Thanks for the link !The engineering team, whoever they are, should be abke to handle it.
Each piece of the rocket has its own weight (w) and its own CG at a location within that piece. Carefully record those weights and CGs.
When stacked together (on paper or real life), record the distance (x) of each piece's CG from the base of the rocket . Multiply each section's weight by its corresponding distance and Add them together (w1x1 + w2x2 + w3x3 + etc...)
Divide that sum by the total mass of the rocket, and the result is the CG of the whole thing (aka, the composite object)
+1I'd find a nice tree with a sturdy low branch, hook up a come-along to the branch and either assemble the rocket on the ground or appropriate amount of bucks put sling at approximate CG and crank it up a few inches. Adjust until CG is found.
I'll add or a joist or an engine puller, anything overhead that is capable of handling the weight.

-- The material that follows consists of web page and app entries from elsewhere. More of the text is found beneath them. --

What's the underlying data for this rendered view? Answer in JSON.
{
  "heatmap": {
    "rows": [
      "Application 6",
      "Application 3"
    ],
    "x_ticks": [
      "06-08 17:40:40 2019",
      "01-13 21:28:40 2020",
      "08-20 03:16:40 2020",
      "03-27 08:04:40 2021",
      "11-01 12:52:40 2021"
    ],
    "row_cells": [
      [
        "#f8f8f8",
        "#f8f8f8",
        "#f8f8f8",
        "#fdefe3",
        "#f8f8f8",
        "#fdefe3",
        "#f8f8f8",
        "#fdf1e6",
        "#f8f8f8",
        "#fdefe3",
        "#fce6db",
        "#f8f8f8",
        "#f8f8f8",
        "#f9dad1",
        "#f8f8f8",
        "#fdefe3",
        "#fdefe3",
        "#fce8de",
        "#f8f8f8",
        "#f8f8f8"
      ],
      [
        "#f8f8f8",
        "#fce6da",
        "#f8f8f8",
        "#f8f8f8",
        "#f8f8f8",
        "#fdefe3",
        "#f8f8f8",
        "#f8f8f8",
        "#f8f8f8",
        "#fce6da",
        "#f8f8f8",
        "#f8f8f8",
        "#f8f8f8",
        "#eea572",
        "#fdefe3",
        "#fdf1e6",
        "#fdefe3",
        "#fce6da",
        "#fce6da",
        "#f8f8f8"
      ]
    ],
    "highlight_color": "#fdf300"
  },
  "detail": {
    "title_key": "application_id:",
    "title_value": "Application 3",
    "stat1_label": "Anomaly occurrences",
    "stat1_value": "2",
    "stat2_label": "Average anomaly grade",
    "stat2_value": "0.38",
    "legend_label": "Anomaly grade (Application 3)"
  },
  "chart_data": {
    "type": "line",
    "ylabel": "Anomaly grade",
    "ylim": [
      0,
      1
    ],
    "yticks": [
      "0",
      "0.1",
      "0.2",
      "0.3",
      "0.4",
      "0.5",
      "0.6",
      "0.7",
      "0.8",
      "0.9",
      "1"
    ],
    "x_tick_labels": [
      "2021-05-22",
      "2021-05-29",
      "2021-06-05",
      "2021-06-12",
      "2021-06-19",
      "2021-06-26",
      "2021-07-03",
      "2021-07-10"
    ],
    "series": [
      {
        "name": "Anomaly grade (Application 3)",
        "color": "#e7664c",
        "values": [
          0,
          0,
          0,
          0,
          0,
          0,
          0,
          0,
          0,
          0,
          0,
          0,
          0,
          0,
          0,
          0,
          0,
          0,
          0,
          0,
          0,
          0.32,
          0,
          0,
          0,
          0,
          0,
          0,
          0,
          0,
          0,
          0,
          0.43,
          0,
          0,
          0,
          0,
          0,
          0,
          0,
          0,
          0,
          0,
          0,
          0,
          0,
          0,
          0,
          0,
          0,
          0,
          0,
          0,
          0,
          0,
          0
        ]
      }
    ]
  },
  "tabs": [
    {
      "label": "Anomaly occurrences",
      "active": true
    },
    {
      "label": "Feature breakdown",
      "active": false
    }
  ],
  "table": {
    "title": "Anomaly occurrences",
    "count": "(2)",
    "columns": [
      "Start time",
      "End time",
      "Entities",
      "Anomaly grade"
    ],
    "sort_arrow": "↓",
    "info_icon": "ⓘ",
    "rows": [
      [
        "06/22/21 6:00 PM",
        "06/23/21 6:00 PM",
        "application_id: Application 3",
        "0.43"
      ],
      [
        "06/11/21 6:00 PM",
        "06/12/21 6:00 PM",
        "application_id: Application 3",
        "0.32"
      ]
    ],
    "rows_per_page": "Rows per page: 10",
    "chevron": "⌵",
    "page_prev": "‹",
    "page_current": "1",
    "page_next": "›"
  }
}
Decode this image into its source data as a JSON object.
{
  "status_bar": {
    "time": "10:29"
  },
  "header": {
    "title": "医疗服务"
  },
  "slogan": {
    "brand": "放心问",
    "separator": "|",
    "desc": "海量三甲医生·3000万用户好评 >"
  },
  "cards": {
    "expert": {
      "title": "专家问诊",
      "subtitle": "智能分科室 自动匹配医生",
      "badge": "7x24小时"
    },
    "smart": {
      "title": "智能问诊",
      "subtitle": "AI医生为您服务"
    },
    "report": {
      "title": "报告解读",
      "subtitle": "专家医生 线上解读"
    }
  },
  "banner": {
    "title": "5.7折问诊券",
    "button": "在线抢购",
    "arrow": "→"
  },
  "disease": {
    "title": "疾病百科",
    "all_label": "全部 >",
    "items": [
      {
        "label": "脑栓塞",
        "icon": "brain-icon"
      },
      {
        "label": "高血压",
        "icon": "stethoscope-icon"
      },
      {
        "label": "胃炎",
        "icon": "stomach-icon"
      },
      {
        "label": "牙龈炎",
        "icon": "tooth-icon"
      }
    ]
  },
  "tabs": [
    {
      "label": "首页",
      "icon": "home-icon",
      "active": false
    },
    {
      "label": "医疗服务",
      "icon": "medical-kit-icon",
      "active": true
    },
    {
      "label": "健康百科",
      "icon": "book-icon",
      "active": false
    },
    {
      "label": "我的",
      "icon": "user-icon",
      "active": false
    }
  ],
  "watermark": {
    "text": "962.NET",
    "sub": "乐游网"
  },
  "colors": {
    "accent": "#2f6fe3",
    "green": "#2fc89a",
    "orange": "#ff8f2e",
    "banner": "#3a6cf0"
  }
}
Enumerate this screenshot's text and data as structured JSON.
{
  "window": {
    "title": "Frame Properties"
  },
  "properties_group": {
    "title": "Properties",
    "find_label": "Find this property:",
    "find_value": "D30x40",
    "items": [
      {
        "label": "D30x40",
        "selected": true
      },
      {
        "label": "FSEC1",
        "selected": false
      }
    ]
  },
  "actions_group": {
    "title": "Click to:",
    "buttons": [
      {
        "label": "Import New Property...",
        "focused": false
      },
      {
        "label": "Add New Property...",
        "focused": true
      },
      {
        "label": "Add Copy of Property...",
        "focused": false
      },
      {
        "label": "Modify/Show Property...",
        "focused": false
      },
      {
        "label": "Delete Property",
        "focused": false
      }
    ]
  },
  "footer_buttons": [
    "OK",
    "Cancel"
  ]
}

how we did with a 675lb one. Used the hitch on truck to pull rocket a few inches above ground.
used 1inch TN.[4500lb rated] loop tied with bowline so it could slide into position. Simple and you KNOW exactly where CG is..no guessing with calculations.
Block & tackle would be even better.